• [What is needed]: Set all the entries down again, unaltered.

• [Data shown]:
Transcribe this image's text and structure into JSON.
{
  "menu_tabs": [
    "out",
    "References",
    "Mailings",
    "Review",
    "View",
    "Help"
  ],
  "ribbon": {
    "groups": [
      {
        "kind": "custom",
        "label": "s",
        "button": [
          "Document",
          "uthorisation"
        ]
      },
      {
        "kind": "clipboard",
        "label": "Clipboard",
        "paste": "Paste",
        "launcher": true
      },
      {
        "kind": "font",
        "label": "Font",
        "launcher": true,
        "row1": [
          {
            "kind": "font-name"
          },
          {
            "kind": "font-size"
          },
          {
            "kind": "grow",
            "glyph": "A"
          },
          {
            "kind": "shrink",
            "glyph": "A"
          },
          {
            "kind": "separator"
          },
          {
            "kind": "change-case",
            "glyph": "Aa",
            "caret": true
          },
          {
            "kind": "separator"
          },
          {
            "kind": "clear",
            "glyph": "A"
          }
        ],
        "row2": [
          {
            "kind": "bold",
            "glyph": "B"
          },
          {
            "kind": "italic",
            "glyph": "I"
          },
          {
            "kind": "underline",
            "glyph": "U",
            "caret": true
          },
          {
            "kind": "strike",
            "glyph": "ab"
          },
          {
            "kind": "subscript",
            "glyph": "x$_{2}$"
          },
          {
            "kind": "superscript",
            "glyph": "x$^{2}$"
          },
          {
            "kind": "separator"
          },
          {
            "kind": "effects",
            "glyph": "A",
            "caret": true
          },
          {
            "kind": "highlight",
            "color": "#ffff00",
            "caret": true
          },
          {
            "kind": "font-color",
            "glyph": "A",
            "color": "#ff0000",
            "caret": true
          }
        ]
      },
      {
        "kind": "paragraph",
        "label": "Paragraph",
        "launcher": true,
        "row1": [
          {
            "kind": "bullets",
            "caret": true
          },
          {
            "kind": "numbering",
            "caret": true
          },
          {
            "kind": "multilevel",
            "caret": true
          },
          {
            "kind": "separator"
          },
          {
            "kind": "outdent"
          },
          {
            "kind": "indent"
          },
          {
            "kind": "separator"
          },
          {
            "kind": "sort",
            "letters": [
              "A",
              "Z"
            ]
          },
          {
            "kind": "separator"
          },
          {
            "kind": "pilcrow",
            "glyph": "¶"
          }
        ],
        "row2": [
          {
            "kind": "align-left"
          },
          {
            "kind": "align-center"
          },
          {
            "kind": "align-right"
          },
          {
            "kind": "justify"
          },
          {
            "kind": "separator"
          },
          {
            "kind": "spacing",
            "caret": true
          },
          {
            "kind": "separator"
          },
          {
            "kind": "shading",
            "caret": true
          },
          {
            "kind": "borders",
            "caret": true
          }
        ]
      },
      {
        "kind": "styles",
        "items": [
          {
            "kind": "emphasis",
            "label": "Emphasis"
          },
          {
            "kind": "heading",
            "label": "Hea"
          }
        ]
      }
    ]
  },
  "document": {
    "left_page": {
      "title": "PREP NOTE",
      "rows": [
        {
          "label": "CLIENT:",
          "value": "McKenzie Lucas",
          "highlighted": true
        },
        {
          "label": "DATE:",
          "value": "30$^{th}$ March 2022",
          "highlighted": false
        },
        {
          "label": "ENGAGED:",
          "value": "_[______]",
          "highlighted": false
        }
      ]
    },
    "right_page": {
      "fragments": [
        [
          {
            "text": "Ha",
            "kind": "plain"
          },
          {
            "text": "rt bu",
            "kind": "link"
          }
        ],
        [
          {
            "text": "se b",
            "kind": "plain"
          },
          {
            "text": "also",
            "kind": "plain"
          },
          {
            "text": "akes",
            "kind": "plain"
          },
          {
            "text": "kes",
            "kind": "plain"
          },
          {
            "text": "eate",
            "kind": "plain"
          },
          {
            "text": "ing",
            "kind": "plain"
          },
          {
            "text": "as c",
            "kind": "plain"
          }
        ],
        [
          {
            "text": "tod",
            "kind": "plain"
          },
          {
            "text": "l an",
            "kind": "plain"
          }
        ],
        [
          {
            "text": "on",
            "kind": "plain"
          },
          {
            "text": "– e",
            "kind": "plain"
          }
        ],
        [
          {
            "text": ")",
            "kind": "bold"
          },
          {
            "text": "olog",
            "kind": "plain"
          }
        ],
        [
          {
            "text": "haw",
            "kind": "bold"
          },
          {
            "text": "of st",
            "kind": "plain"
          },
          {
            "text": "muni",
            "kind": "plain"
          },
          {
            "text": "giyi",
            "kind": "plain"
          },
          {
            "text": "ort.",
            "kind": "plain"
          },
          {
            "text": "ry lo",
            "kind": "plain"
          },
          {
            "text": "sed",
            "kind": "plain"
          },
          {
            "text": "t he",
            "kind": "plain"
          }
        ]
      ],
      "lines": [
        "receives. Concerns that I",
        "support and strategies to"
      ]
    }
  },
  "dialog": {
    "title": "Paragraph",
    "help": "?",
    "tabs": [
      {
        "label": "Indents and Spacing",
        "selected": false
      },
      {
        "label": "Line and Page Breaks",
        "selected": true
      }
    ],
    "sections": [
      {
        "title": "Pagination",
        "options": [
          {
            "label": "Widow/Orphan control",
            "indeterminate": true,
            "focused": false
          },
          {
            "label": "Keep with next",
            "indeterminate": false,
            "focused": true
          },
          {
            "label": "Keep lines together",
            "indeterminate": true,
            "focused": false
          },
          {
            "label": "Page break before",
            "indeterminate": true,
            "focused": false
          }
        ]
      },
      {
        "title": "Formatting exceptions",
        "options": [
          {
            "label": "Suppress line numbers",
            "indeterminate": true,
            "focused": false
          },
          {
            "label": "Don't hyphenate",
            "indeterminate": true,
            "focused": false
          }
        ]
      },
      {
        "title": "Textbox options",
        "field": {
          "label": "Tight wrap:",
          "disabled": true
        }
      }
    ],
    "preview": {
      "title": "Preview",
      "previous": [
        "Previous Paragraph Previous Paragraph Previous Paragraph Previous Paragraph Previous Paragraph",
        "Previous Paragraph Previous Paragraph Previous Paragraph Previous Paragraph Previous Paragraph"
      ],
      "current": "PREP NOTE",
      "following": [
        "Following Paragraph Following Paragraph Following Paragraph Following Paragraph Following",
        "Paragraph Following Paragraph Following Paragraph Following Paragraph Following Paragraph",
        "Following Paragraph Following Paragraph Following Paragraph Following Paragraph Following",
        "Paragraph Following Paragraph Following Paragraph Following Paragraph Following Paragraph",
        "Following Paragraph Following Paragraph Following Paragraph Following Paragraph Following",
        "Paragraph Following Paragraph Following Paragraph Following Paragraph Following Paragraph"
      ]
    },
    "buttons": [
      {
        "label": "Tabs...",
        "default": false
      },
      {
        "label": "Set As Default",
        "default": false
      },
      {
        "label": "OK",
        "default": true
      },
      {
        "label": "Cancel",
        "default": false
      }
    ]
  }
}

• [Your solution]:
Transcribe this image's text and structure into JSON.
{
  "menu_tabs": [
    "out",
    "References",
    "Mailings",
    "Review",
    "View",
    "Help"
  ],
  "ribbon": {
    "groups": [
      {
        "kind": "custom",
        "label": "s",
        "button": [
          "Document",
          "uthorisation"
        ]
      },
      {
        "kind": "clipboard",
        "label": "Clipboard",
        "paste": "Paste",
        "launcher": true
      },
      {
        "kind": "font",
        "label": "Font",
        "launcher": true,
        "row1": [
          {
            "kind": "font-name"
          },
          {
            "kind": "font-size"
          },
          {
            "kind": "grow",
            "glyph": "A"
          },
          {
            "kind": "shrink",
            "glyph": "A"
          },
          {
            "kind": "separator"
          },
          {
            "kind": "change-case",
            "glyph": "Aa",
            "caret": true
          },
          {
            "kind": "separator"
          },
          {
            "kind": "clear",
            "glyph": "A"
          }
        ],
        "row2": [
          {
            "kind": "bold",
            "glyph": "B"
          },
          {
            "kind": "italic",
            "glyph": "I"
          },
          {
            "kind": "underline",
            "glyph": "U",
            "caret": true
          },
          {
            "kind": "strike",
            "glyph": "ab"
          },
          {
            "kind": "subscript",
            "glyph": "x$_{2}$"
          },
          {
            "kind": "superscript",
            "glyph": "x$^{2}$"
          },
          {
            "kind": "separator"
          },
          {
            "kind": "effects",
            "glyph": "A",
            "caret": true
          },
          {
            "kind": "highlight",
            "color": "#ffff00",
            "caret": true
          },
          {
            "kind": "font-color",
            "glyph": "A",
            "color": "#ff0000",
            "caret": true
          }
        ]
      },
      {
        "kind": "paragraph",
        "label": "Paragraph",
        "launcher": true,
        "row1": [
          {
            "kind": "bullets",
            "caret": true
          },
          {
            "kind": "numbering",
            "caret": true
          },
          {
            "kind": "multilevel",
            "caret": true
          },
          {
            "kind": "separator"
          },
          {
            "kind": "outdent"
          },
          {
            "kind": "indent"
          },
          {
            "kind": "separator"
          },
          {
            "kind": "sort",
            "letters": [
              "A",
              "Z"
            ]
          },
          {
            "kind": "separator"
          },
          {
            "kind": "pilcrow",
            "glyph": "¶"
          }
        ],
        "row2": [
          {
            "kind": "align-left"
          },
          {
            "kind": "align-center"
          },
          {
            "kind": "align-right"
          },
          {
            "kind": "justify"
          },
          {
            "kind": "separator"
          },
          {
            "kind": "spacing",
            "caret": true
          },
          {
            "kind": "separator"
          },
          {
            "kind": "shading",
            "caret": true
          },
          {
            "kind": "borders",
            "caret": true
          }
        ]
      },
      {
        "kind": "styles",
        "items": [
          {
            "kind": "emphasis",
            "label": "Emphasis"
          },
          {
            "kind": "heading",
            "label": "Hea"
          }
        ]
      }
    ]
  },
  "document": {
    "left_page": {
      "title": "PREP NOTE",
      "rows": [
        {
          "label": "CLIENT:",
          "value": "McKenzie Lucas",
          "highlighted": true
        },
        {
          "label": "DATE:",
          "value": "30$^{th}$ March 2022",
          "highlighted": false
        },
        {
          "label": "ENGAGED:",
          "value": "_[______]",
          "highlighted": false
        }
      ]
    },
    "right_page": {
      "fragments": [
        [
          {
            "text": "Ha",
            "kind": "plain"
          },
          {
            "text": "rt bu",
            "kind": "link"
          }
        ],
        [
          {
            "text": "se b",
            "kind": "plain"
          },
          {
            "text": "also",
            "kind": "plain"
          },
          {
            "text": "akes",
            "kind": "plain"
          },
          {
            "text": "kes",
            "kind": "plain"
          },
          {
            "text": "eate",
            "kind": "plain"
          },
          {
            "text": "ing",
            "kind": "plain"
          },
          {
            "text": "as c",
            "kind": "plain"
          }
        ],
        [
          {
            "text": "tod",
            "kind": "plain"
          },
          {
            "text": "l an",
            "kind": "plain"
          }
        ],
        [
          {
            "text": "on",
            "kind": "plain"
          },
          {
            "text": "– e",
            "kind": "plain"
          }
        ],
        [
          {
            "text": ")",
            "kind": "bold"
          },
          {
            "text": "olog",
            "kind": "plain"
          }
        ],
        [
          {
            "text": "haw",
            "kind": "bold"
          },
          {
            "text": "of st",
            "kind": "plain"
          },
          {
            "text": "muni",
            "kind": "plain"
          },
          {
            "text": "giyi",
            "kind": "plain"
          },
          {
            "text": "ort.",
            "kind": "plain"
          },
          {
            "text": "ry lo",
            "kind": "plain"
          },
          {
            "text": "sed",
            "kind": "plain"
          },
          {
            "text": "t he",
            "kind": "plain"
          }
        ]
      ],
      "lines": [
        "receives. Concerns that I",
        "support and strategies to"
      ]
    }
  },
  "dialog": {
    "title": "Paragraph",
    "help": "?",
    "tabs": [
      {
        "label": "Indents and Spacing",
        "selected": false
      },
      {
        "label": "Line and Page Breaks",
        "selected": true
      }
    ],
    "sections": [
      {
        "title": "Pagination",
        "options": [
          {
            "label": "Widow/Orphan control",
            "indeterminate": true,
            "focused": false
          },
          {
            "label": "Keep with next",
            "indeterminate": false,
            "focused": true
          },
          {
            "label": "Keep lines together",
            "indeterminate": true,
            "focused": false
          },
          {
            "label": "Page break before",
            "indeterminate": true,
            "focused": false
          }
        ]
      },
      {
        "title": "Formatting exceptions",
        "options": [
          {
            "label": "Suppress line numbers",
            "indeterminate": true,
            "focused": false
          },
          {
            "label": "Don't hyphenate",
            "indeterminate": true,
            "focused": false
          }
        ]
      },
      {
        "title": "Textbox options",
        "field": {
          "label": "Tight wrap:",
          "disabled": true
        }
      }
    ],
    "preview": {
      "title": "Preview",
      "previous": [
        "Previous Paragraph Previous Paragraph Previous Paragraph Previous Paragraph Previous Paragraph",
        "Previous Paragraph Previous Paragraph Previous Paragraph Previous Paragraph Previous Paragraph"
      ],
      "current": "PREP NOTE",
      "following": [
        "Following Paragraph Following Paragraph Following Paragraph Following Paragraph Following",
        "Paragraph Following Paragraph Following Paragraph Following Paragraph Following Paragraph",
        "Following Paragraph Following Paragraph Following Paragraph Following Paragraph Following",
        "Paragraph Following Paragraph Following Paragraph Following Paragraph Following Paragraph",
        "Following Paragraph Following Paragraph Following Paragraph Following Paragraph Following",
        "Paragraph Following Paragraph Following Paragraph Following Paragraph Following Paragraph"
      ]
    },
    "buttons": [
      {
        "label": "Tabs...",
        "default": false
      },
      {
        "label": "Set As Default",
        "default": false
      },
      {
        "label": "OK",
        "default": true
      },
      {
        "label": "Cancel",
        "default": false
      }
    ]
  }
}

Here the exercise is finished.